━━ DATASET RECORDS
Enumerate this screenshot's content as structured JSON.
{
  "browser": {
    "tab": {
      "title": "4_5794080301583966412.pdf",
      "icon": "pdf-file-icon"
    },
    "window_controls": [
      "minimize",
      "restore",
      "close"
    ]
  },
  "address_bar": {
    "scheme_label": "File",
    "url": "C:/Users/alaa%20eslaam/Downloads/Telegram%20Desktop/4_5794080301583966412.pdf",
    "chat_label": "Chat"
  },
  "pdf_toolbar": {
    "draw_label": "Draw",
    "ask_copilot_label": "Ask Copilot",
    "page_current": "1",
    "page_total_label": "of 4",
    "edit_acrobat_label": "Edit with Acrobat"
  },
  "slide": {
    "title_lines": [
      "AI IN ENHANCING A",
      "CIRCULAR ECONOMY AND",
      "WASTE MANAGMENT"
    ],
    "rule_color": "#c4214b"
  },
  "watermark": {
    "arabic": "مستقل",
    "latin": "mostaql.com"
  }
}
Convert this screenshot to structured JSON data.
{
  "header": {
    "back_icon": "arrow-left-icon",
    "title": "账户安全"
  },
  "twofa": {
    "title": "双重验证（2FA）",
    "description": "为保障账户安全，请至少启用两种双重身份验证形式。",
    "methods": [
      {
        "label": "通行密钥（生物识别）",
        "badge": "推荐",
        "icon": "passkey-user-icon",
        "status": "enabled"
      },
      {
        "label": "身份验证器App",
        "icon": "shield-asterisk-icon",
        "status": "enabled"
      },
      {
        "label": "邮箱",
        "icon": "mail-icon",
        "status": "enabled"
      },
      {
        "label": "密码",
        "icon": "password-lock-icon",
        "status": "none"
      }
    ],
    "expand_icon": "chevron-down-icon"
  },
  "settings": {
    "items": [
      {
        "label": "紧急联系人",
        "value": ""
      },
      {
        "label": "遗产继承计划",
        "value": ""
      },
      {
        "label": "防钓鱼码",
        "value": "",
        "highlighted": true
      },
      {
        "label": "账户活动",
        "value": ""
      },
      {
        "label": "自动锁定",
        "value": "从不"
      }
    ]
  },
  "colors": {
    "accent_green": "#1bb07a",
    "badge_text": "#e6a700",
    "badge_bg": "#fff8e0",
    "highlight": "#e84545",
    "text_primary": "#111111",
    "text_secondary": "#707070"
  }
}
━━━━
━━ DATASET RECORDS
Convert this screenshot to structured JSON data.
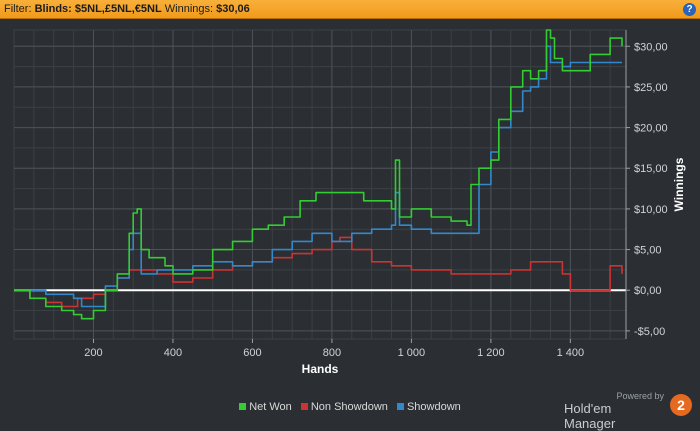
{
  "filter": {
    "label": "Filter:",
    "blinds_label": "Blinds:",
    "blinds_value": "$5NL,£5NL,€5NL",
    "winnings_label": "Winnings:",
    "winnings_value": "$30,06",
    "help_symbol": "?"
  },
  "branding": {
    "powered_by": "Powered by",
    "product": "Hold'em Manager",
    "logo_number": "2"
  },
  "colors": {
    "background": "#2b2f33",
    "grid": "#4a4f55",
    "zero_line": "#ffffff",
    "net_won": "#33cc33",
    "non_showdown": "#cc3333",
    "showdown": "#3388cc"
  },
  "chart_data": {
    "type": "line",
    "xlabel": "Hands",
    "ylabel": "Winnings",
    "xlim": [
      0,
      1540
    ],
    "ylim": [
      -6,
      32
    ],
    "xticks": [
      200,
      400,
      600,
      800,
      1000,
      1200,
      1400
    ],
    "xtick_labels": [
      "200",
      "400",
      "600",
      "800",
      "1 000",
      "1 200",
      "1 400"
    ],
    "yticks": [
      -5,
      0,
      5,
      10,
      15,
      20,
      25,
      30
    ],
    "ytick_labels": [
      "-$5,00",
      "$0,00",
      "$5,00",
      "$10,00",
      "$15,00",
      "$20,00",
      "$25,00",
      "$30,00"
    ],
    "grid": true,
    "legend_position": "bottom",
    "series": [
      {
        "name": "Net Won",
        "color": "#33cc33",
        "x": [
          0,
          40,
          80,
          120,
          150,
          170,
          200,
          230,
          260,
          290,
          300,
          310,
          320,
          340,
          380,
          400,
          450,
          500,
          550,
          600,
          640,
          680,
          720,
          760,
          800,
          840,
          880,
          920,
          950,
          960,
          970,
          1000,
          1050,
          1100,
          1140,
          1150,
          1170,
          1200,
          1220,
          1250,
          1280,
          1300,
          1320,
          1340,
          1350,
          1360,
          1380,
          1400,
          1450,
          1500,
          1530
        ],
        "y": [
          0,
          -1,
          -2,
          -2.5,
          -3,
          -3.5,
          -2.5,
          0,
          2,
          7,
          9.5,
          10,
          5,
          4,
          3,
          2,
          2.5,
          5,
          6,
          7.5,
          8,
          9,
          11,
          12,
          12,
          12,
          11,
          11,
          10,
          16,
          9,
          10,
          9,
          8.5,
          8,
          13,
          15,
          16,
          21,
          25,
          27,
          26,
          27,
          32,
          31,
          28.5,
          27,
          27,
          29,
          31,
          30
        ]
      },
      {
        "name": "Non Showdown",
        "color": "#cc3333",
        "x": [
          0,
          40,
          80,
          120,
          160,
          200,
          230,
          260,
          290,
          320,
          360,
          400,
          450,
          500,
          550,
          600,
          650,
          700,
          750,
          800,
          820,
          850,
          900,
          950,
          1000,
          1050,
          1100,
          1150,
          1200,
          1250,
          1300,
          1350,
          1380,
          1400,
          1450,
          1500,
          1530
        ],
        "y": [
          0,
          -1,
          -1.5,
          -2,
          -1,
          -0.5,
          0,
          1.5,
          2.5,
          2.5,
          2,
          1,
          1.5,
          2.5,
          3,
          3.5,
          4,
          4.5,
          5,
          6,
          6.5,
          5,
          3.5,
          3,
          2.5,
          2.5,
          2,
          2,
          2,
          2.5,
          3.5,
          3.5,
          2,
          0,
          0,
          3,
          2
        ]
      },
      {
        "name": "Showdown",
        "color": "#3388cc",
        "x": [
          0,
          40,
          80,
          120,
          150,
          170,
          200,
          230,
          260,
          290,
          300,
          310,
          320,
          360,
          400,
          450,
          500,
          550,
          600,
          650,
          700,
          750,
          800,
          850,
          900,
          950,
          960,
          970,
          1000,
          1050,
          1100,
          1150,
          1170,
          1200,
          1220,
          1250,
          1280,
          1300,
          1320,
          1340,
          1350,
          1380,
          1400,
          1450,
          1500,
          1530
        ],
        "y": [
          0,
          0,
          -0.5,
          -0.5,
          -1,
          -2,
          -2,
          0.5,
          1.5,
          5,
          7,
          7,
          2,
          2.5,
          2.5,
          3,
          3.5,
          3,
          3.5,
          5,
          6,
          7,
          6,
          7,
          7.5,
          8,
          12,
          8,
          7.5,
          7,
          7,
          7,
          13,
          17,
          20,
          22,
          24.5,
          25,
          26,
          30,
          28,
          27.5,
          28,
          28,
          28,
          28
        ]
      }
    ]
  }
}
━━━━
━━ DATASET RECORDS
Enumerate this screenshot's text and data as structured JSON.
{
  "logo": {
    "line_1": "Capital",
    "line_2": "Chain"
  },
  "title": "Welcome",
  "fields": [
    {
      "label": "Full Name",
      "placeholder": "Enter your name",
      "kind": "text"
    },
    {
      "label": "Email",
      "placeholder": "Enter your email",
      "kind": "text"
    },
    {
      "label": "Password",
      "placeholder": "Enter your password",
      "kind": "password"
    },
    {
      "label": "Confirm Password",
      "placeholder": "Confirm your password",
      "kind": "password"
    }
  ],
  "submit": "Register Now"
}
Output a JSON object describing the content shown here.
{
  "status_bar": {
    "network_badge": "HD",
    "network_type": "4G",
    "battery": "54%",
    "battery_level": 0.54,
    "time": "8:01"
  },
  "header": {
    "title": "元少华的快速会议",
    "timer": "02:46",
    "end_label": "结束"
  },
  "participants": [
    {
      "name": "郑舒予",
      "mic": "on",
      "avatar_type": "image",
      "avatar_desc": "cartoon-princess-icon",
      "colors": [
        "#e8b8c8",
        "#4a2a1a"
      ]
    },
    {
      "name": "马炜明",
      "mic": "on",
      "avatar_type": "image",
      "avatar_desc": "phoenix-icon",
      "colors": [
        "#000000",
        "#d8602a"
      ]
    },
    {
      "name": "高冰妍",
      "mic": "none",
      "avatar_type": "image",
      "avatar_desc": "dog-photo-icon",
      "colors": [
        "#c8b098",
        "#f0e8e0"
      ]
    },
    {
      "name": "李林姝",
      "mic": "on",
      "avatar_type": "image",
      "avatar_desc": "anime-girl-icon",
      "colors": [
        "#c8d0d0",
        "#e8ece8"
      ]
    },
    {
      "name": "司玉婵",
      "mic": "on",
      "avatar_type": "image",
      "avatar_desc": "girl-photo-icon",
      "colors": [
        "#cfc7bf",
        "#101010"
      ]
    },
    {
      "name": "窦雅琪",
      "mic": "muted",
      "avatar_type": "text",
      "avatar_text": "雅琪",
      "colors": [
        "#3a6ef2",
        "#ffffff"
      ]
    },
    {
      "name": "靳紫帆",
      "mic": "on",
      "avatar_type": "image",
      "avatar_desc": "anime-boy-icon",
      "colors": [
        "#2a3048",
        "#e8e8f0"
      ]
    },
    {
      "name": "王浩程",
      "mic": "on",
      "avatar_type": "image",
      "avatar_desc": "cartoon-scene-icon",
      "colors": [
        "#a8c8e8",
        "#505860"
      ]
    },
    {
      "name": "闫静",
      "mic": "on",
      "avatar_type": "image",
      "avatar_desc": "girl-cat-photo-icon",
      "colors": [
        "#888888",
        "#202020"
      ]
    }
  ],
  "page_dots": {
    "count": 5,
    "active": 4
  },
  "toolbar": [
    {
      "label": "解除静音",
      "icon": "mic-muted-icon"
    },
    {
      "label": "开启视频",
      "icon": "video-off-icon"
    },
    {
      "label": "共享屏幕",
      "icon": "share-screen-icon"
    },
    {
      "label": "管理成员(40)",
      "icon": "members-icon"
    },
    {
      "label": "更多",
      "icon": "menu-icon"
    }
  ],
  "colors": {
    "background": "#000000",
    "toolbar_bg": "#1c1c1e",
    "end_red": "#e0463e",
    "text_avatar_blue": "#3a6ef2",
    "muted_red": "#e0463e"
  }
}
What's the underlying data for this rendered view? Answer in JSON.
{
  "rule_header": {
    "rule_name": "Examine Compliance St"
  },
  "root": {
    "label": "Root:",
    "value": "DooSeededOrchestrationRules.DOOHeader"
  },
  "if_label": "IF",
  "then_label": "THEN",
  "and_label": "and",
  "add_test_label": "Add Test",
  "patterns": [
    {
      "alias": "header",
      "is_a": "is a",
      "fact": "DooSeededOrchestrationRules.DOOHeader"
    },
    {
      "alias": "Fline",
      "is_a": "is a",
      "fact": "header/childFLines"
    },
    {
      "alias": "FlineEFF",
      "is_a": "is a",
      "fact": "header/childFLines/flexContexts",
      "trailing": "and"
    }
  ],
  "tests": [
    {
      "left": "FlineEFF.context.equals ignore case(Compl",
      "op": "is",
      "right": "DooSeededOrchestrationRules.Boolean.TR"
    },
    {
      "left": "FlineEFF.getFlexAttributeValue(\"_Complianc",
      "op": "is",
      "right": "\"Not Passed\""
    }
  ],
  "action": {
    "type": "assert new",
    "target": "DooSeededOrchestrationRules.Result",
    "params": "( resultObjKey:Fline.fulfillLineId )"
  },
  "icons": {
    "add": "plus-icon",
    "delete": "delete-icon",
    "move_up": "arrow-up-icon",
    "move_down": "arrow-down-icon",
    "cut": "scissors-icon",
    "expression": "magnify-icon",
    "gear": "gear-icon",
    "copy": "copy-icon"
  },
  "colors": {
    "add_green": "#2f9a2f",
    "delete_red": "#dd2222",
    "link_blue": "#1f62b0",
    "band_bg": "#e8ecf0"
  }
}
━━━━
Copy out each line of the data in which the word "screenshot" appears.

*ANSWER BOX*.
Enumerate this screenshot's content as structured JSON.
Convert this screenshot to structured JSON data.
Convert this screenshot to structured JSON data.
Enumerate this screenshot's text and data as structured JSON.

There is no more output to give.